§ **Goal of the exercise**
Please count the lines in the entries below that include the word "logo", and give only the number.
━━━━━ Data to use ━━━━━
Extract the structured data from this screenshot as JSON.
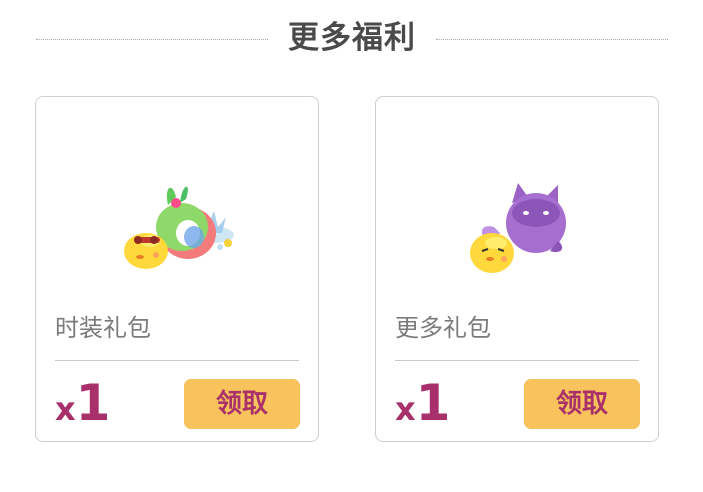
{
  "section": {
    "title": "更多福利"
  },
  "cards": [
    {
      "name": "时装礼包",
      "quantity_prefix": "x",
      "quantity": "1",
      "button_label": "领取"
    },
    {
      "name": "更多礼包",
      "quantity_prefix": "x",
      "quantity": "1",
      "button_label": "领取"
    }
  ],
  "colors": {
    "accent": "#a8316b",
    "button_bg": "#f8c35d",
    "title": "#4a4a4a",
    "muted_text": "#7b7b7b",
    "border": "#d0d0d0"
  }
}
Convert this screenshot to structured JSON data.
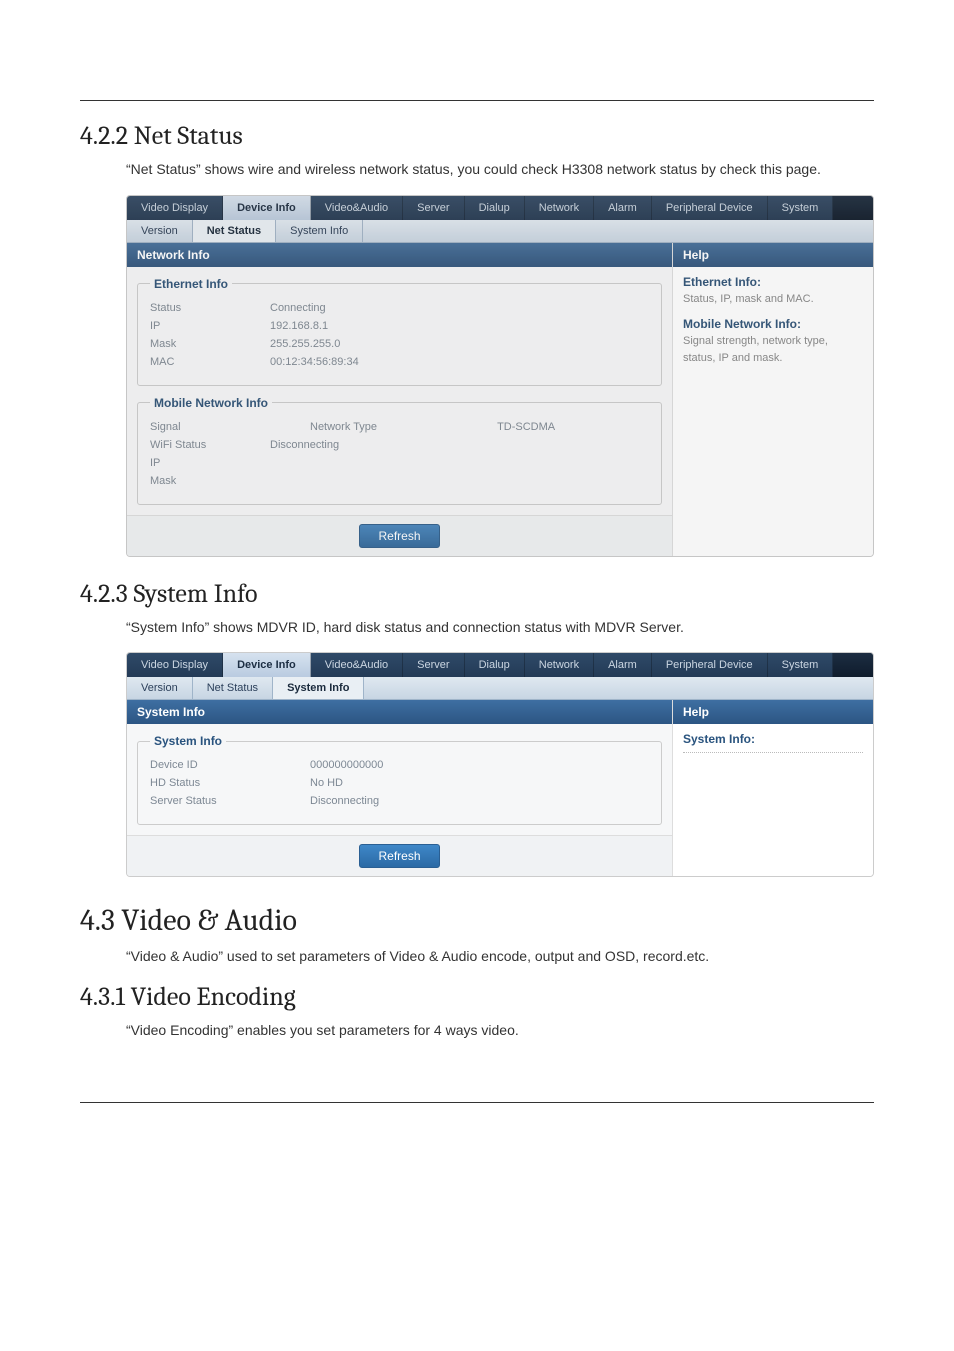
{
  "sections": {
    "s1_heading": "4.2.2 Net Status",
    "s1_para": "“Net Status” shows wire and wireless network status, you could check H3308 network status by check this page.",
    "s2_heading": "4.2.3 System Info",
    "s2_para": "“System Info” shows MDVR ID, hard disk status and connection status with MDVR Server.",
    "s3_heading": "4.3 Video & Audio",
    "s3_para": "“Video & Audio” used to set parameters of Video & Audio encode, output and OSD, record.etc.",
    "s4_heading": "4.3.1 Video Encoding",
    "s4_para": "“Video Encoding” enables you set parameters for 4 ways video."
  },
  "shot1": {
    "main_tabs": {
      "video_display": "Video Display",
      "device_info": "Device Info",
      "video_audio": "Video&Audio",
      "server": "Server",
      "dialup": "Dialup",
      "network": "Network",
      "alarm": "Alarm",
      "peripheral": "Peripheral Device",
      "system": "System"
    },
    "sub_tabs": {
      "version": "Version",
      "net_status": "Net Status",
      "system_info": "System Info"
    },
    "panel_title": "Network Info",
    "ethernet": {
      "legend": "Ethernet Info",
      "status_label": "Status",
      "status_value": "Connecting",
      "ip_label": "IP",
      "ip_value": "192.168.8.1",
      "mask_label": "Mask",
      "mask_value": "255.255.255.0",
      "mac_label": "MAC",
      "mac_value": "00:12:34:56:89:34"
    },
    "mobile": {
      "legend": "Mobile Network Info",
      "signal_label": "Signal",
      "nettype_label": "Network Type",
      "nettype_value": "TD-SCDMA",
      "wifi_label": "WiFi Status",
      "wifi_value": "Disconnecting",
      "ip_label": "IP",
      "mask_label": "Mask"
    },
    "refresh": "Refresh",
    "help": {
      "title": "Help",
      "eth_title": "Ethernet Info:",
      "eth_text": "Status, IP, mask and MAC.",
      "mob_title": "Mobile Network Info:",
      "mob_text": "Signal strength, network type, status, IP and mask."
    }
  },
  "shot2": {
    "main_tabs": {
      "video_display": "Video Display",
      "device_info": "Device Info",
      "video_audio": "Video&Audio",
      "server": "Server",
      "dialup": "Dialup",
      "network": "Network",
      "alarm": "Alarm",
      "peripheral": "Peripheral Device",
      "system": "System"
    },
    "sub_tabs": {
      "version": "Version",
      "net_status": "Net Status",
      "system_info": "System Info"
    },
    "panel_title": "System Info",
    "fields": {
      "legend": "System Info",
      "device_id_label": "Device ID",
      "device_id_value": "000000000000",
      "hd_label": "HD Status",
      "hd_value": "No HD",
      "server_label": "Server Status",
      "server_value": "Disconnecting"
    },
    "refresh": "Refresh",
    "help": {
      "title": "Help",
      "sys_title": "System Info:"
    }
  }
}
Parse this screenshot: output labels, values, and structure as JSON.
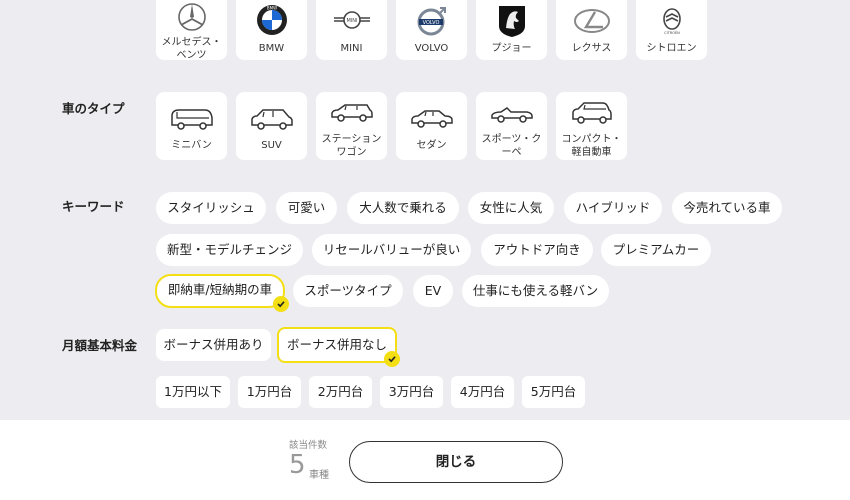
{
  "brands": [
    {
      "label": "メルセデス・\nベンツ",
      "icon": "mercedes-logo"
    },
    {
      "label": "BMW",
      "icon": "bmw-logo"
    },
    {
      "label": "MINI",
      "icon": "mini-logo"
    },
    {
      "label": "VOLVO",
      "icon": "volvo-logo"
    },
    {
      "label": "プジョー",
      "icon": "peugeot-logo"
    },
    {
      "label": "レクサス",
      "icon": "lexus-logo"
    },
    {
      "label": "シトロエン",
      "icon": "citroen-logo"
    }
  ],
  "car_types": {
    "title": "車のタイプ",
    "items": [
      {
        "label": "ミニバン",
        "icon": "minivan-icon"
      },
      {
        "label": "SUV",
        "icon": "suv-icon"
      },
      {
        "label": "ステーション\nワゴン",
        "icon": "station-wagon-icon"
      },
      {
        "label": "セダン",
        "icon": "sedan-icon"
      },
      {
        "label": "スポーツ・ク\nーペ",
        "icon": "sports-coupe-icon"
      },
      {
        "label": "コンパクト・\n軽自動車",
        "icon": "compact-car-icon"
      }
    ]
  },
  "keywords": {
    "title": "キーワード",
    "items": [
      {
        "label": "スタイリッシュ",
        "selected": false
      },
      {
        "label": "可愛い",
        "selected": false
      },
      {
        "label": "大人数で乗れる",
        "selected": false
      },
      {
        "label": "女性に人気",
        "selected": false
      },
      {
        "label": "ハイブリッド",
        "selected": false
      },
      {
        "label": "今売れている車",
        "selected": false
      },
      {
        "label": "新型・モデルチェンジ",
        "selected": false
      },
      {
        "label": "リセールバリューが良い",
        "selected": false
      },
      {
        "label": "アウトドア向き",
        "selected": false
      },
      {
        "label": "プレミアムカー",
        "selected": false
      },
      {
        "label": "即納車/短納期の車",
        "selected": true
      },
      {
        "label": "スポーツタイプ",
        "selected": false
      },
      {
        "label": "EV",
        "selected": false
      },
      {
        "label": "仕事にも使える軽バン",
        "selected": false
      }
    ]
  },
  "monthly_fee": {
    "title": "月額基本料金",
    "bonus_options": [
      {
        "label": "ボーナス併用あり",
        "selected": false
      },
      {
        "label": "ボーナス併用なし",
        "selected": true
      }
    ],
    "price_options": [
      {
        "label": "1万円以下"
      },
      {
        "label": "1万円台"
      },
      {
        "label": "2万円台"
      },
      {
        "label": "3万円台"
      },
      {
        "label": "4万円台"
      },
      {
        "label": "5万円台"
      }
    ]
  },
  "footer": {
    "count_label": "該当件数",
    "count_value": "5",
    "count_unit": "車種",
    "close_label": "閉じる"
  },
  "colors": {
    "accent": "#f3df13",
    "background": "#ededf1",
    "card": "#ffffff"
  }
}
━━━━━
§ **Your response**
7